Empirical evidence suggests that climate change will have a range of deleterious effects including increases in droughts and flooding. Greenstone pointed out that the world has never undergone temperature change so quickly in such a short period of time. By the end of the century, there could be a seventy degree increase in average temperature. While some may believe that climate change will have positive effects such as easy access to minerals, the Intergovernmental Panel on Climate Change has estimated that there will be increased water stress for hundreds of millions of people. These adverse effects will put pressure on developed and developing nations. Developing nations will have more burdens especially as they try to industrialize, but face pressure to cut emissions from more developed nations.

He concluded his lecture by emphasizing that adaption was the least expensive and most politically feasible course of action. Although adaptation may not be as effective as trying to mitigate the effects of climate change or trying to engineer them out of existence, it will be the easiest set of policy changes to implement. Greenstone still recommends that the government look into funding research and development projects that will improve efficiency and find ways to emit less carbon into the atmosphere.
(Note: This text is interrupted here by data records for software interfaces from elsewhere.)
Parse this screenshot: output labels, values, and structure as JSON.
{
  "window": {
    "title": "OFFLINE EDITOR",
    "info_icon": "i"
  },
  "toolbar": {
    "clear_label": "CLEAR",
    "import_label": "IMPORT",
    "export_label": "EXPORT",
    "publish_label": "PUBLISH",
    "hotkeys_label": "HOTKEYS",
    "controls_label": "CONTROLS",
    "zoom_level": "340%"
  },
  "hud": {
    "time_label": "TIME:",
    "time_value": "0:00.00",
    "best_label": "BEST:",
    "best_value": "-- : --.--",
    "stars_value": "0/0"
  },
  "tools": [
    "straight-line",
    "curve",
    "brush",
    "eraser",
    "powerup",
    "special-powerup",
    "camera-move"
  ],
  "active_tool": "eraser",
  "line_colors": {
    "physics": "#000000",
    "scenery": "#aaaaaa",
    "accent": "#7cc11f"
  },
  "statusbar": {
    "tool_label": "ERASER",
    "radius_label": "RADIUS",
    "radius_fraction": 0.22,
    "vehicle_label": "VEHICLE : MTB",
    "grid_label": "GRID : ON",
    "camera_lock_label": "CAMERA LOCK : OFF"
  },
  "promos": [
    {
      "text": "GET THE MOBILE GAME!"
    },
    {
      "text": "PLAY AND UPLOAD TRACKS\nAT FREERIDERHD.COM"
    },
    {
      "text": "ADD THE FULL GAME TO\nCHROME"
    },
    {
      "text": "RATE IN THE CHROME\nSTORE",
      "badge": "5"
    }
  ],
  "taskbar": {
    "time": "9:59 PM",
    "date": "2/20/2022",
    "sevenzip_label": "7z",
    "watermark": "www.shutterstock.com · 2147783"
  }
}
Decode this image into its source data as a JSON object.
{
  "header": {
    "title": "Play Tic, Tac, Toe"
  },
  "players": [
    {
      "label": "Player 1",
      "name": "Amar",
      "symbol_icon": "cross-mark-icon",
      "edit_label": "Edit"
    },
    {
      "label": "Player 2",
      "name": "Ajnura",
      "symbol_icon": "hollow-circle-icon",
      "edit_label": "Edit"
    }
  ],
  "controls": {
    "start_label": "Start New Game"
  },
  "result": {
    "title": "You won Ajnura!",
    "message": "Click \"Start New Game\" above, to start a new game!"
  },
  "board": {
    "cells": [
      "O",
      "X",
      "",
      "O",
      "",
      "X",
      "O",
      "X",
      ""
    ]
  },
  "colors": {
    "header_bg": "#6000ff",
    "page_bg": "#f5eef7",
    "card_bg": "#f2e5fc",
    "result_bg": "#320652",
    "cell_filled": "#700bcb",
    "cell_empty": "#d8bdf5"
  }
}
He also believes that investing in these projects can decrease the cost of using more environmentally sound technology.